A. I think that’s why “Pimped to Satan” was such an important piece for me. I guess I felt like people had this idea of who I am, and I kinda have this image of being a bit bubblegum-goth. Maybe a little more “bubblegum” than “goth.” So I wanted to reflect what I’m capable of, and I wanted to gear it toward my own morbid funnybone. And because it’s male-oriented humour, as I call it, I thought it might have a bigger draw. As you mentioned before, you get “pigeonholed” if you are in it too long and I thought, while I’m still nameless, I have that opportunity to challenge myself and see what other people think of it. My hope was that it would attract people who aren’t into reading because of the sheer, well, jack-assery of the content. As far as being a woman in an industry that is predominantly male, I never really thought about it. I just hoped my work would stand out on its own merit, if it has any. To go back to Forever Gothic for a moment, the main character is female and I wanted to portray her in the best possible light because we need girls in fiction that people can not only relate to, but see as a positive influence.
Q. Is it weird to be in the interviewee seat instead of being interviewed?
A. Very. Almost Twilight-Zoney.
Q. What can we expect from Joslyn Corvis in the future?
A. Well, I’m currently independently contracted to write for an e-magazine about music. Whenever I had to write a report in school, I would try to revolve it around music. In history I was able to get away with a report on “The Evolution of Rock N Roll.” You can tie music into just about anything so I tried my best because it’s always been a passion of mine. So this gig is super exciting for me! Also, I’m hoping Forever Gothic will find representation because once I get the word count up I’m going to begin actively seeking agents again. I hope to find more true supernatural stories, and I’m working on a short-story compilation. I might put out a sequel to “Pimped to Satan” if the inspiration or demand strikes since it’s been suggested. I’d probably call it, “I Was Pimped to Satan, Too!” for additional cheese factor. As far as what to expect, though, I’m not quite sure. My goals are always too high and my expectations are always too low, but hopefully I’ll just maintain the steady rate that I’m going at now and if more opportunities come up, I’ll have no complaints!
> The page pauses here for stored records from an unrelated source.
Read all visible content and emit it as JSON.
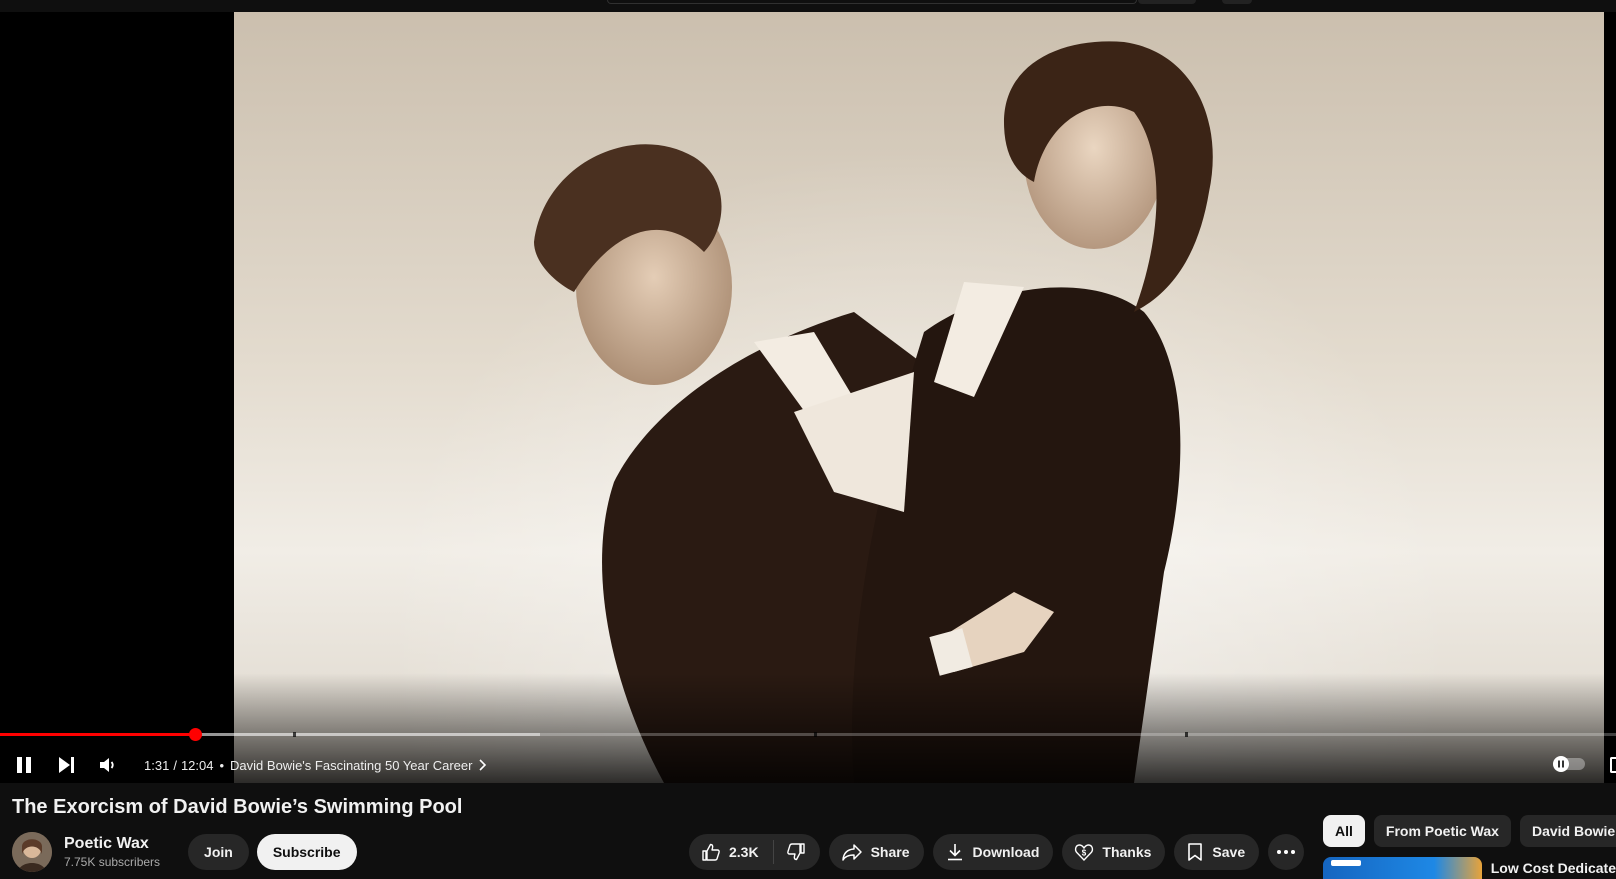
{
  "video": {
    "title": "The Exorcism of David Bowie’s Swimming Pool",
    "current_time": "1:31",
    "duration": "12:04",
    "time_separator": "/",
    "chapter_separator": "•",
    "chapter_title": "David Bowie's Fascinating 50 Year Career",
    "played_fraction": 0.1205,
    "buffered_fraction": 0.334,
    "chapter_markers": [
      0.1815,
      0.5035,
      0.7335
    ],
    "autoplay": true
  },
  "channel": {
    "name": "Poetic Wax",
    "subscribers": "7.75K subscribers",
    "join_label": "Join",
    "subscribe_label": "Subscribe"
  },
  "actions": {
    "like_count": "2.3K",
    "share_label": "Share",
    "download_label": "Download",
    "thanks_label": "Thanks",
    "save_label": "Save"
  },
  "chips": [
    "All",
    "From Poetic Wax",
    "David Bowie"
  ],
  "recommended": {
    "title": "Low Cost Dedicate"
  },
  "colors": {
    "accent": "#ff0000",
    "background": "#0f0f0f",
    "pill": "#272727"
  },
  "icons": {
    "play_pause": "pause-icon",
    "next": "next-icon",
    "volume": "volume-icon",
    "like": "thumbs-up-icon",
    "dislike": "thumbs-down-icon",
    "share": "share-icon",
    "download": "download-icon",
    "thanks": "thanks-icon",
    "save": "bookmark-icon",
    "more": "more-icon"
  }
}
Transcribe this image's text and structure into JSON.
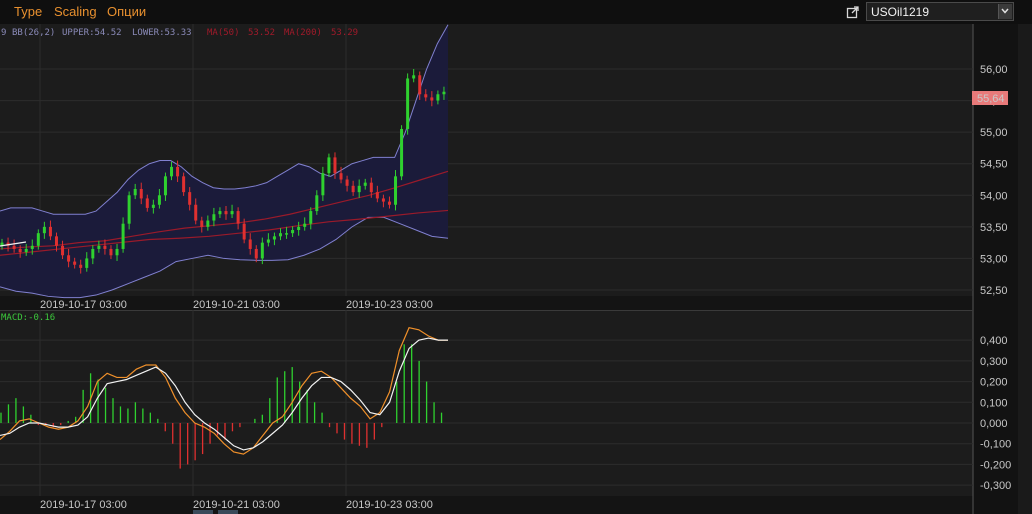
{
  "menu": {
    "type_label": "Type",
    "scaling_label": "Scaling",
    "options_label": "Опции"
  },
  "symbol": {
    "value": "USOil1219"
  },
  "price_panel": {
    "indicator_cut": "9",
    "bb_label": "BB(26,2)",
    "upper_label": "UPPER:54.52",
    "lower_label": "LOWER:53.33",
    "ma50_label": "MA(50)",
    "ma50_value": "53.52",
    "ma200_label": "MA(200)",
    "ma200_value": "53.29",
    "current_price": "55,64",
    "y_ticks": [
      "56,00",
      "55,50",
      "55,00",
      "54,50",
      "54,00",
      "53,50",
      "53,00",
      "52,50"
    ],
    "x_ticks": [
      "2019-10-17 03:00",
      "2019-10-21 03:00",
      "2019-10-23 03:00"
    ]
  },
  "macd_panel": {
    "label": "MACD:-0.16",
    "y_ticks": [
      "0,400",
      "0,300",
      "0,200",
      "0,100",
      "0,000",
      "-0,100",
      "-0,200",
      "-0,300"
    ],
    "x_ticks": [
      "2019-10-17 03:00",
      "2019-10-21 03:00",
      "2019-10-23 03:00"
    ]
  },
  "colors": {
    "accent_menu": "#e8902f",
    "bull_candle": "#2fd12f",
    "bear_candle": "#e03030",
    "bb_band": "#8080d0",
    "bb_fill": "#1b1b3a",
    "ma_line": "#9a1a2a",
    "macd_line": "#f0902a",
    "signal_line": "#f2f2f2",
    "price_tag": "#e87a7a"
  },
  "chart_data": [
    {
      "type": "candlestick",
      "title": "USOil1219",
      "x": [
        "2019-10-17 03:00",
        "2019-10-21 03:00",
        "2019-10-23 03:00"
      ],
      "ylim": [
        52.35,
        56.7
      ],
      "series": [
        {
          "name": "close",
          "values": [
            53.25,
            53.2,
            53.15,
            53.1,
            53.15,
            53.2,
            53.4,
            53.5,
            53.35,
            53.2,
            53.05,
            52.95,
            52.9,
            52.85,
            53.0,
            53.15,
            53.2,
            53.15,
            53.05,
            53.15,
            53.55,
            54.0,
            54.1,
            53.95,
            53.8,
            53.85,
            54.0,
            54.3,
            54.45,
            54.3,
            54.05,
            53.85,
            53.6,
            53.5,
            53.6,
            53.7,
            53.75,
            53.7,
            53.75,
            53.55,
            53.3,
            53.15,
            53.0,
            53.25,
            53.3,
            53.35,
            53.4,
            53.4,
            53.45,
            53.5,
            53.55,
            53.75,
            54.0,
            54.35,
            54.6,
            54.35,
            54.25,
            54.15,
            54.05,
            54.15,
            54.2,
            54.05,
            53.95,
            53.9,
            53.85,
            54.3,
            55.05,
            55.85,
            55.9,
            55.6,
            55.55,
            55.5,
            55.6,
            55.64
          ]
        },
        {
          "name": "BB upper",
          "values": [
            53.75,
            53.8,
            53.8,
            53.8,
            53.75,
            53.7,
            53.7,
            53.7,
            53.7,
            53.75,
            53.9,
            54.05,
            54.25,
            54.4,
            54.5,
            54.55,
            54.55,
            54.45,
            54.3,
            54.2,
            54.12,
            54.1,
            54.1,
            54.12,
            54.15,
            54.2,
            54.3,
            54.4,
            54.5,
            54.45,
            54.35,
            54.3,
            54.4,
            54.5,
            54.55,
            54.6,
            54.6,
            54.6,
            55.0,
            55.5,
            56.0,
            56.4,
            56.7
          ]
        },
        {
          "name": "BB lower",
          "values": [
            52.55,
            52.48,
            52.45,
            52.4,
            52.38,
            52.38,
            52.42,
            52.5,
            52.6,
            52.7,
            52.8,
            52.95,
            53.0,
            53.05,
            53.0,
            52.98,
            52.97,
            52.97,
            52.98,
            53.05,
            53.15,
            53.3,
            53.5,
            53.65,
            53.65,
            53.55,
            53.45,
            53.35,
            53.32
          ]
        },
        {
          "name": "MA(50)",
          "values": [
            53.15,
            53.18,
            53.2,
            53.25,
            53.28,
            53.35,
            53.42,
            53.48,
            53.52,
            53.56,
            53.62,
            53.7,
            53.8,
            53.9,
            54.0,
            54.12,
            54.25,
            54.38
          ]
        },
        {
          "name": "MA(200)",
          "values": [
            53.05,
            53.1,
            53.15,
            53.2,
            53.25,
            53.3,
            53.32,
            53.35,
            53.4,
            53.45,
            53.52,
            53.58,
            53.62,
            53.67,
            53.72,
            53.76
          ]
        }
      ],
      "y_ticks": [
        56.0,
        55.5,
        55.0,
        54.5,
        54.0,
        53.5,
        53.0,
        52.5
      ],
      "annotations": [
        "BB(26,2)",
        "UPPER:54.52",
        "LOWER:53.33",
        "MA(50) 53.52",
        "MA(200) 53.29"
      ]
    },
    {
      "type": "line",
      "title": "MACD",
      "x": [
        "2019-10-17 03:00",
        "2019-10-21 03:00",
        "2019-10-23 03:00"
      ],
      "ylim": [
        -0.34,
        0.5
      ],
      "series": [
        {
          "name": "MACD",
          "values": [
            -0.08,
            -0.04,
            0.01,
            0.02,
            0.0,
            -0.02,
            -0.03,
            -0.02,
            0.01,
            0.08,
            0.2,
            0.24,
            0.22,
            0.22,
            0.26,
            0.28,
            0.28,
            0.22,
            0.12,
            0.05,
            0.0,
            -0.02,
            -0.05,
            -0.1,
            -0.14,
            -0.15,
            -0.12,
            -0.06,
            0.0,
            0.03,
            0.1,
            0.18,
            0.24,
            0.25,
            0.22,
            0.17,
            0.12,
            0.08,
            0.02,
            0.05,
            0.15,
            0.35,
            0.46,
            0.45,
            0.42,
            0.4,
            0.4
          ]
        },
        {
          "name": "Signal",
          "values": [
            -0.06,
            -0.05,
            -0.02,
            0.0,
            0.0,
            -0.01,
            -0.02,
            -0.02,
            -0.01,
            0.03,
            0.12,
            0.19,
            0.2,
            0.21,
            0.23,
            0.25,
            0.27,
            0.24,
            0.18,
            0.1,
            0.04,
            0.0,
            -0.03,
            -0.07,
            -0.11,
            -0.13,
            -0.12,
            -0.09,
            -0.05,
            -0.01,
            0.05,
            0.12,
            0.18,
            0.22,
            0.22,
            0.2,
            0.16,
            0.11,
            0.05,
            0.04,
            0.1,
            0.25,
            0.36,
            0.4,
            0.41,
            0.4,
            0.4
          ]
        },
        {
          "name": "Histogram",
          "values": [
            0.05,
            0.09,
            0.12,
            0.08,
            0.04,
            -0.01,
            -0.01,
            -0.02,
            -0.01,
            0.01,
            0.03,
            0.16,
            0.24,
            0.21,
            0.17,
            0.12,
            0.08,
            0.07,
            0.1,
            0.07,
            0.05,
            0.02,
            -0.04,
            -0.1,
            -0.22,
            -0.2,
            -0.18,
            -0.15,
            -0.1,
            -0.06,
            -0.08,
            -0.04,
            -0.02,
            0.0,
            0.02,
            0.04,
            0.12,
            0.22,
            0.25,
            0.27,
            0.2,
            0.16,
            0.1,
            0.05,
            -0.02,
            -0.05,
            -0.08,
            -0.1,
            -0.11,
            -0.12,
            -0.08,
            -0.02,
            0.0,
            0.2,
            0.38,
            0.38,
            0.3,
            0.2,
            0.1,
            0.05
          ]
        }
      ],
      "y_ticks": [
        0.4,
        0.3,
        0.2,
        0.1,
        0.0,
        -0.1,
        -0.2,
        -0.3
      ]
    }
  ]
}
Q. Where can people buy your books and connect with you on the web?
And Twitter: @JoslynCorvis
And I started Youtube channel after a couple of personal requests, but I finally relented out of boredom. There is a Pimped to Satan promo somewhere on my channel among my other mindless videos: http://www.youtube.com/user/gothicgenie
And I think that’s about it.
Thank you so much for having me! It’s been a pleasure chatting with you!